══ Data for this task ══

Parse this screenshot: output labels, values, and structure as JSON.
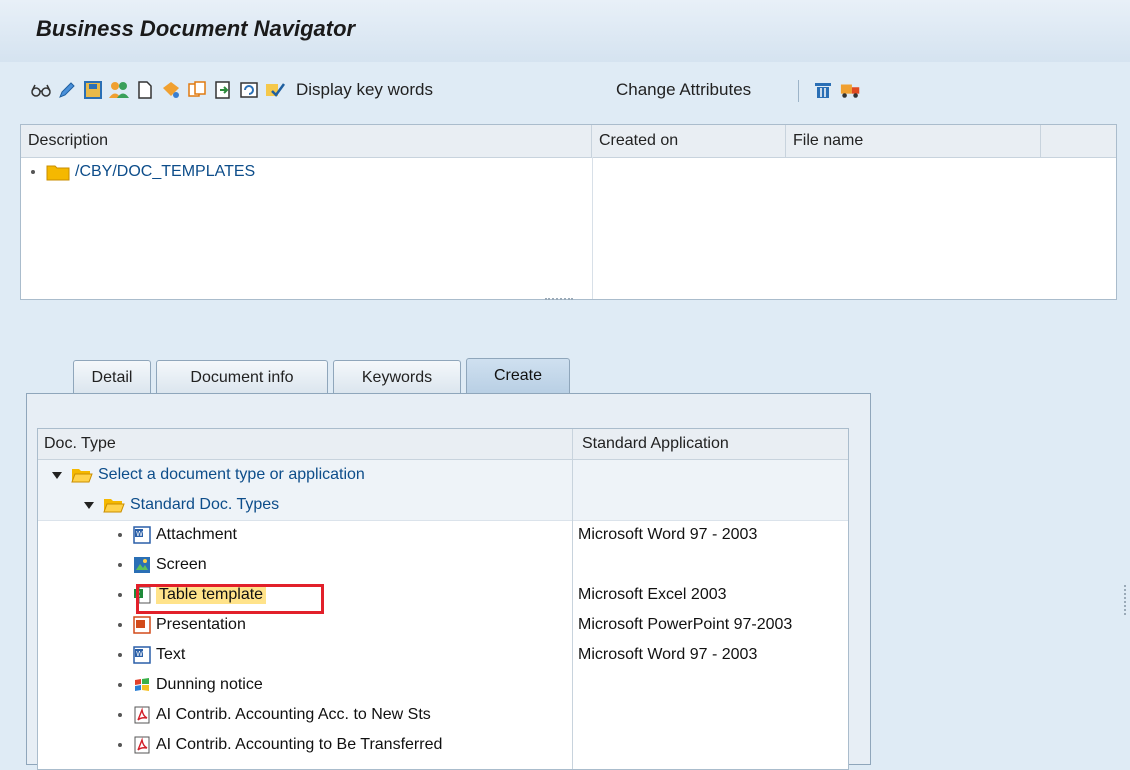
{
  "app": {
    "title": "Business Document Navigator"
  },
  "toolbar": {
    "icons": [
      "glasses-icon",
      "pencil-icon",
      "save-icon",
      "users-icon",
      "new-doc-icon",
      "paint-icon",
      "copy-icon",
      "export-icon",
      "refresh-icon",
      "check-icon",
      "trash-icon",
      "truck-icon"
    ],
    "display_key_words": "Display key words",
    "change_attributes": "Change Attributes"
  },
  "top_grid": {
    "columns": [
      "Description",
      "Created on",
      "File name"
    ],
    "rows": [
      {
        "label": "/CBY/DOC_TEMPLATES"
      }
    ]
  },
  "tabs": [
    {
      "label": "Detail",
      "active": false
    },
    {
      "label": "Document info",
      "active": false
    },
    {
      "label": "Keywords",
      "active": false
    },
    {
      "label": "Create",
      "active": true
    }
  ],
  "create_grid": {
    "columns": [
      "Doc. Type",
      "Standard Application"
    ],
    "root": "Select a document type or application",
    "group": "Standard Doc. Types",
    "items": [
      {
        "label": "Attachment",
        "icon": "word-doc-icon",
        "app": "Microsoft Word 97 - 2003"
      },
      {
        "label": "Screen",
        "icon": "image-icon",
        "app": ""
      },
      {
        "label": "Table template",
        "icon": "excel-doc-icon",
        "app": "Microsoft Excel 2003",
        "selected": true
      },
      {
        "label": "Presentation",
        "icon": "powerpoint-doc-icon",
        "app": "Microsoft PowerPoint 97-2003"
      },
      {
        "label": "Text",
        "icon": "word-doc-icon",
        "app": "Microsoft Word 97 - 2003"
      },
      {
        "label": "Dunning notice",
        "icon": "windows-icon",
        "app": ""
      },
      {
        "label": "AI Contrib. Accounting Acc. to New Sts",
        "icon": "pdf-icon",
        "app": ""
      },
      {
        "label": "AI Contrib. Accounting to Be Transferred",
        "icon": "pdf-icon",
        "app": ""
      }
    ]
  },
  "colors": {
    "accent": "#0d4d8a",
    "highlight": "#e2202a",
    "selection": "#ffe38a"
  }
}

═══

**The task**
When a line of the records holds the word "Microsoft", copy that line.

**Task response**
        "app": "Microsoft Word 97 - 2003"
        "app": "Microsoft Excel 2003",
        "app": "Microsoft PowerPoint 97-2003"
        "app": "Microsoft Word 97 - 2003"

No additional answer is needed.